### WHAT NEEDS TO BE DONE
Examine the records and identify each line that includes the string "Слой". Copy those lines.

--- START ---

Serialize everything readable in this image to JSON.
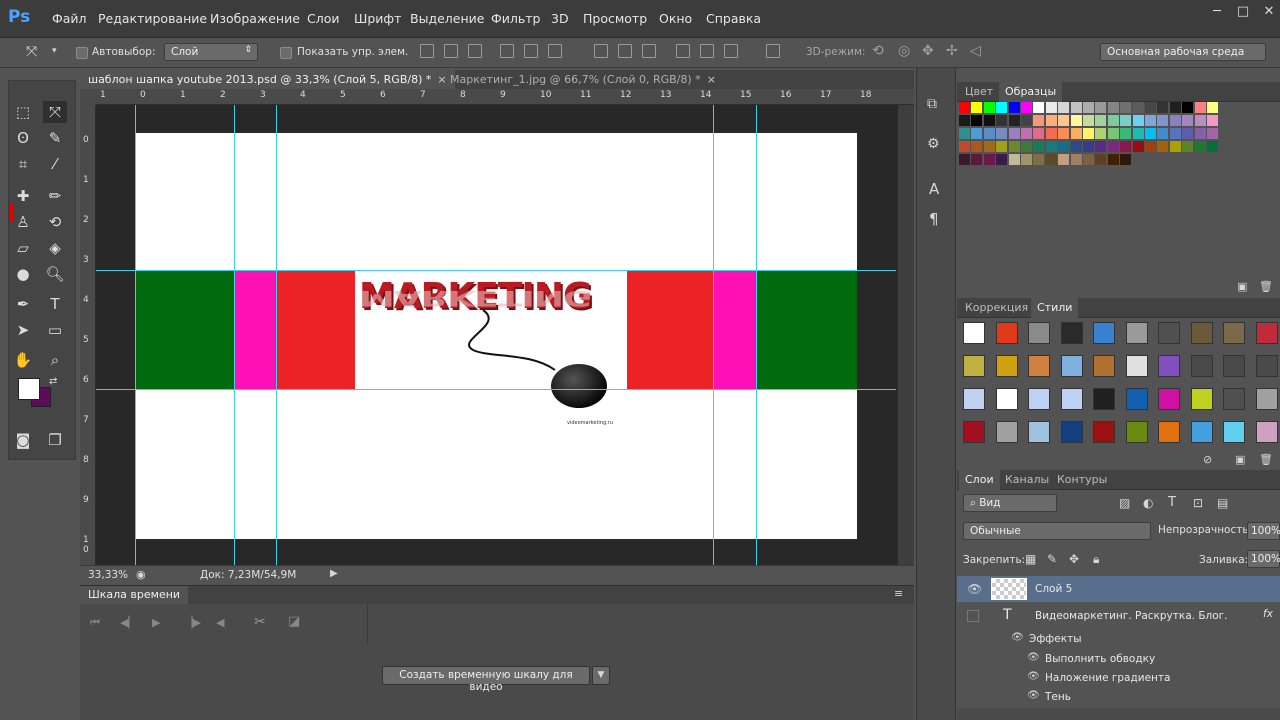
{
  "app": {
    "logo": "Ps"
  },
  "menu": [
    "Файл",
    "Редактирование",
    "Изображение",
    "Слои",
    "Шрифт",
    "Выделение",
    "Фильтр",
    "3D",
    "Просмотр",
    "Окно",
    "Справка"
  ],
  "window_controls": [
    "─",
    "□",
    "✕"
  ],
  "options": {
    "auto_select_label": "Автовыбор:",
    "auto_select_value": "Слой",
    "show_transform": "Показать упр. элем.",
    "mode_3d": "3D-режим:",
    "workspace": "Основная рабочая среда"
  },
  "tabs": [
    {
      "label": "шаблон шапка youtube 2013.psd @ 33,3% (Слой 5, RGB/8) *",
      "close": "×"
    },
    {
      "label": "Маркетинг_1.jpg @ 66,7% (Слой 0, RGB/8) *",
      "close": "×"
    }
  ],
  "ruler_h": [
    "1",
    "0",
    "1",
    "2",
    "3",
    "4",
    "5",
    "6",
    "7",
    "8",
    "9",
    "10",
    "11",
    "12",
    "13",
    "14",
    "15",
    "16",
    "17",
    "18"
  ],
  "ruler_v": [
    "0",
    "1",
    "2",
    "3",
    "4",
    "5",
    "6",
    "7",
    "8",
    "9",
    "1 0"
  ],
  "canvas": {
    "marketing_text": "MARKETING",
    "small_caption": "videomarketing.ru",
    "colors": {
      "green": "#006a0e",
      "magenta": "#ff0fb6",
      "red": "#ec2227",
      "white": "#ffffff",
      "guide": "#3fd0e8"
    }
  },
  "status": {
    "zoom": "33,33%",
    "doc": "Док: 7,23M/54,9M"
  },
  "timeline": {
    "title": "Шкала времени",
    "create_button": "Создать временную шкалу для видео"
  },
  "swatches_panel": {
    "tabs": [
      "Цвет",
      "Образцы"
    ]
  },
  "styles_panel": {
    "tabs": [
      "Коррекция",
      "Стили"
    ]
  },
  "layers_panel": {
    "tabs": [
      "Слои",
      "Каналы",
      "Контуры"
    ],
    "filter": "Вид",
    "blend_mode": "Обычные",
    "opacity_label": "Непрозрачность:",
    "opacity_value": "100%",
    "lock_label": "Закрепить:",
    "fill_label": "Заливка:",
    "fill_value": "100%",
    "layers": [
      {
        "name": "Слой 5",
        "type": "image",
        "selected": true
      },
      {
        "name": "Видеомаркетинг. Раскрутка. Блог.",
        "type": "text",
        "fx": "fx"
      }
    ],
    "effects_label": "Эффекты",
    "effects": [
      "Выполнить обводку",
      "Наложение градиента",
      "Тень"
    ]
  }
}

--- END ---

### SOLUTION FOR THIS PROBLEM
    "auto_select_value": "Слой",
      "label": "шаблон шапка youtube 2013.psd @ 33,3% (Слой 5, RGB/8) *",
      "label": "Маркетинг_1.jpg @ 66,7% (Слой 0, RGB/8) *",
        "name": "Слой 5",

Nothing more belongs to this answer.